The right of public access to information about sexual harassment claims brought against a public entity is the focus of a recent decision of the Superior Court of New Jersey, Law Division (Atlantic County). The decision illustrates the interplay between the common law right of access to government records and the New Jersey Open Public Records Act (“OPRA”), as well as the importance of making a request for a government record under both.

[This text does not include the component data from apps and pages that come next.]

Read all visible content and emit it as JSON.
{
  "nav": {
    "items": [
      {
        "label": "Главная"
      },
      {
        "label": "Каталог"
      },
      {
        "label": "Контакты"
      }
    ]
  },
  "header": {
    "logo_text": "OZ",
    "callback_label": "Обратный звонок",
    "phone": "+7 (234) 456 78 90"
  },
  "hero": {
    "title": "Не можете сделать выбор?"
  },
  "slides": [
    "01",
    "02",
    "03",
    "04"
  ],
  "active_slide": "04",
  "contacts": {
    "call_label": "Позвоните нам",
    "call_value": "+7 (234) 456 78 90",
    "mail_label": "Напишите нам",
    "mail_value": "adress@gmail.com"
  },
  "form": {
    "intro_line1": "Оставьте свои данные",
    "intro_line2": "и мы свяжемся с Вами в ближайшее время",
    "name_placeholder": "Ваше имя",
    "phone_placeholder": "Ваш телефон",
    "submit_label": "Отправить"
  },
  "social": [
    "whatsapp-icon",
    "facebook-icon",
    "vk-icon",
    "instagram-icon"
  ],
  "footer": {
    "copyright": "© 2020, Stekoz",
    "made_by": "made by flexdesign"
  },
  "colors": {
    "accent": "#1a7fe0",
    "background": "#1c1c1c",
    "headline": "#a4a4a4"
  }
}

In John Paff v. City of Brigantine, decided by The Honorable Nelson C. Johnson, J.S.C. (author of the book, Boardwalk Empire, late of HBO fame), the plaintiff, a public access advocate, sought a report prepared by an outside attorney retained by the City of Brigantine to conduct an independent investigation regarding allegations of sexual harassment against the City’s Chief of Police. Plaintiff sought access pursuant to both OPRA and the common law. The OPRA request was denied. OPRA specifically exempts from the definition of a government record, and thus from public access, “ … information generated by or on behalf of public employers or employees in connection with any sexual harassment complaint filed with the public employer …”

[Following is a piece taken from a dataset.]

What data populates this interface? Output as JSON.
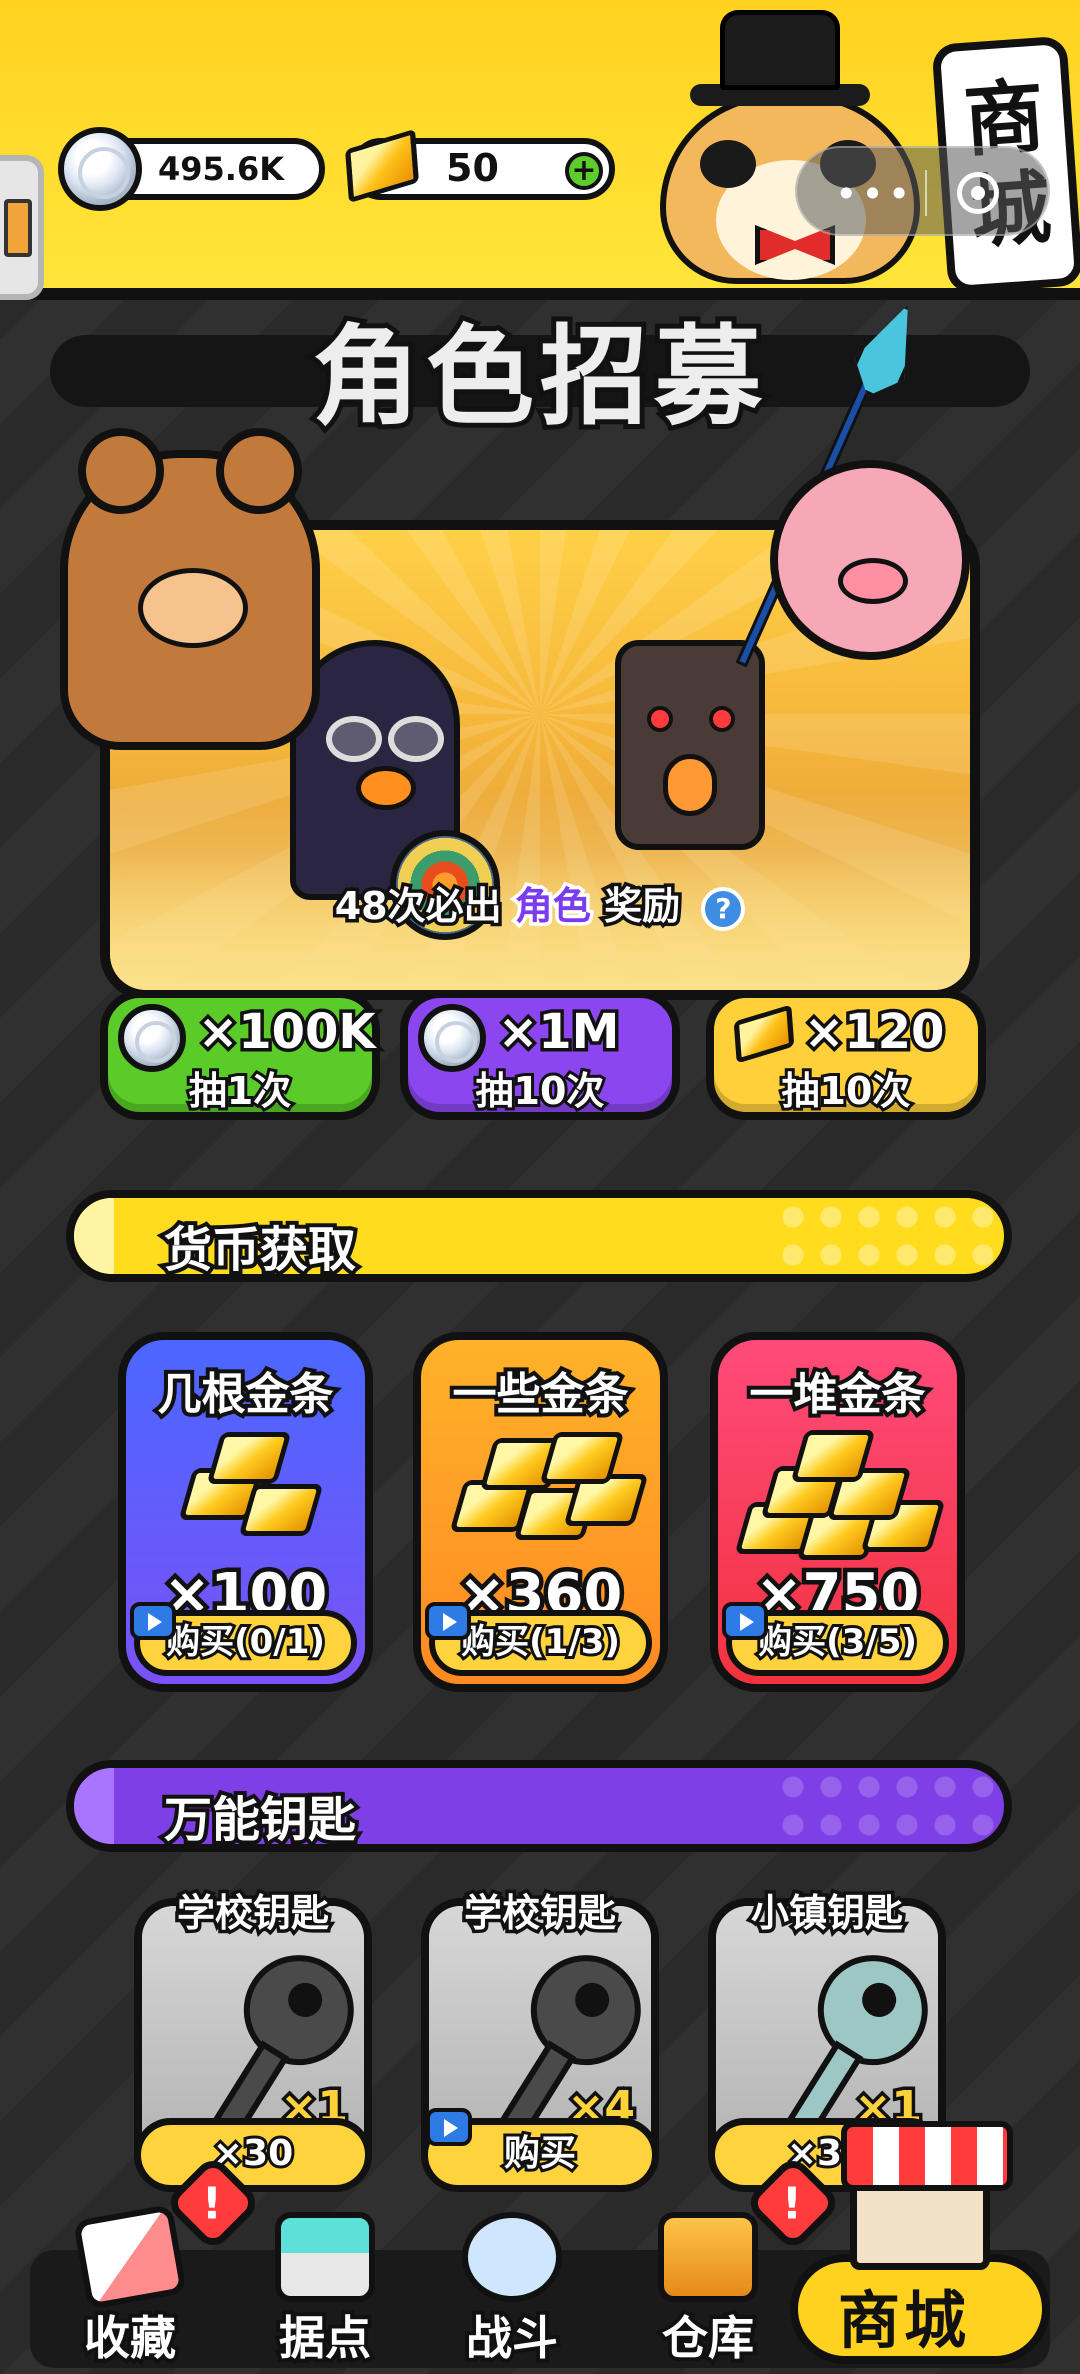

Nonetheless, after noting that OPRA specifically preserved the common law right of access (N.J.S.A. 47:1A-1), the trial court, as required by the common law, balanced the interest in accessing the report against the interest in confidentiality. In striking the balance in favor of access, the court redacted portions of the report to protect the confidentiality of the complainant. In determining that the specific exemption from access for this type of report contained in OPRA was not dispositive of the common law right of access, the trial court followed the New Jersey Supreme Court decision in Home News v. Department of Health. In Home News, the Supreme Court noted that, while there existed a regulation precluding a statutory right of access, “[T]he existence of a regulation is not dispositive of whether there is a common law right to inspect a public record, but it weighs very heavily in the balancing process …”
The lesson is clear – a requestor should always seek access to government records under both OPRA and the common law.